As a teacher at a culinary school, one of the greatest and most rewarding moments is when students experience an "A Ha" moment right in front of your face. It's a lot of fun to know that you just managed to bridge a gap in understanding by a certain combination of spoken words or actions made.
Last week, I was up in front of my classroom full of eager culinary students, demonstrating a classic French sauce called Bechamel. For newcomers to Le Cordon Bleu, the initial discussion of the repertoire of classic French preparations known as the "mother", or primary, sauces can be confusing and intimidating. Each of these sauces is steeped in tradition, and demands a fairly specific set of ingredients being combined in a time honored way. As I cooked butter and flour together to make the white roux, then used it to thicken the milk I had infused with onion, bay leaf, and clove, I looked around at my students and saw a bunch of blank stares.

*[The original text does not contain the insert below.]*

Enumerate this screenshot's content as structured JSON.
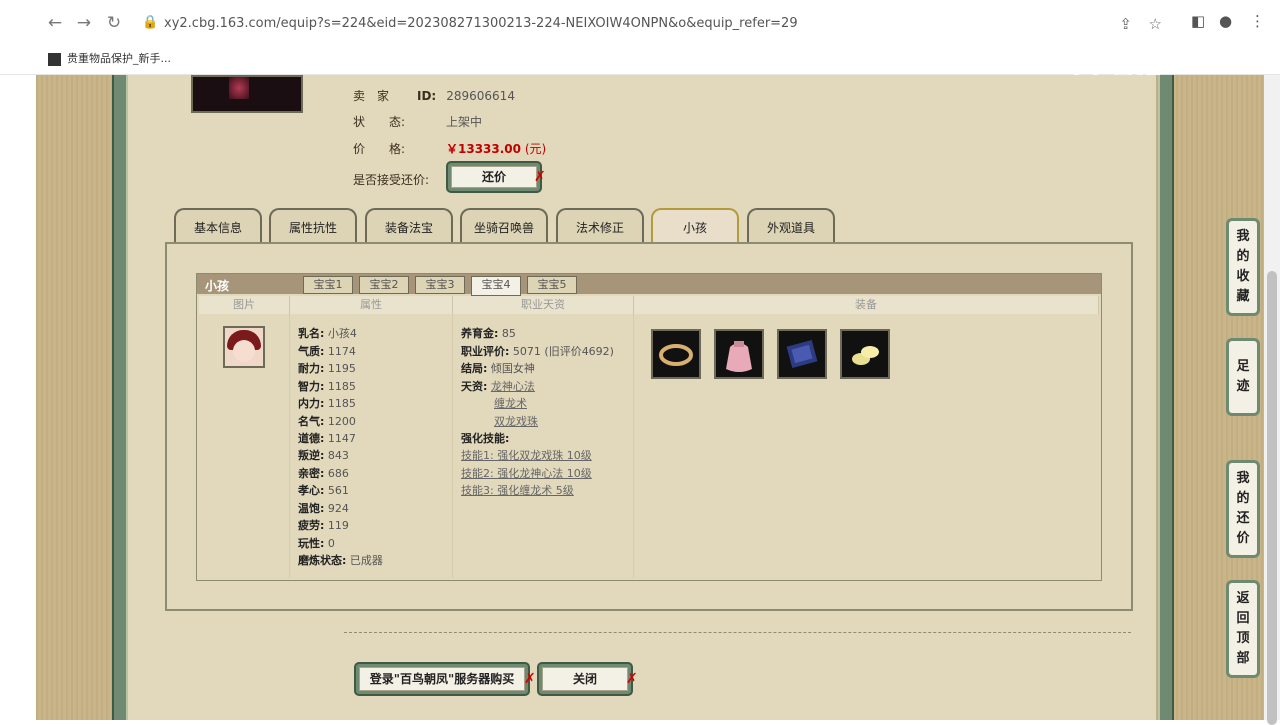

I could feel that they were all thinking something along the lines of "that's weird".
Once the sauce simmered gently for the proper amount of time, and had transformed itself into the satiny, creamy concoction we know as Bechamel, I could sense that my students were about to have a revelation en masse. As with most of the "mother" sauces, Bechamel requires straining through a fine mesh sieve to render it absolutely velvet smooth. I seasoned the sauce to taste, and had every one of my students taste it. This is where many of them experienced the "A Ha" moment. One of them proclaimed, "This kind of reminds me of the sausage gravy I make with my biscuits." Another said, "That's a lot like the Alfredo Sauce recipe I made the other night." And a third stated, "Couldn't we make it thicker and then use it as a souffle base?" One even asked, "If it were really thick, could it be used to bind croquettes and fritters?" As I answered "Yes" to every one of those questions, and then proceeded to talk the rest of them through the many everyday uses of this classic sauce, I knew they had all just crossed that bridge to a place where a previously vague concept had become a solid piece of useful knowledge.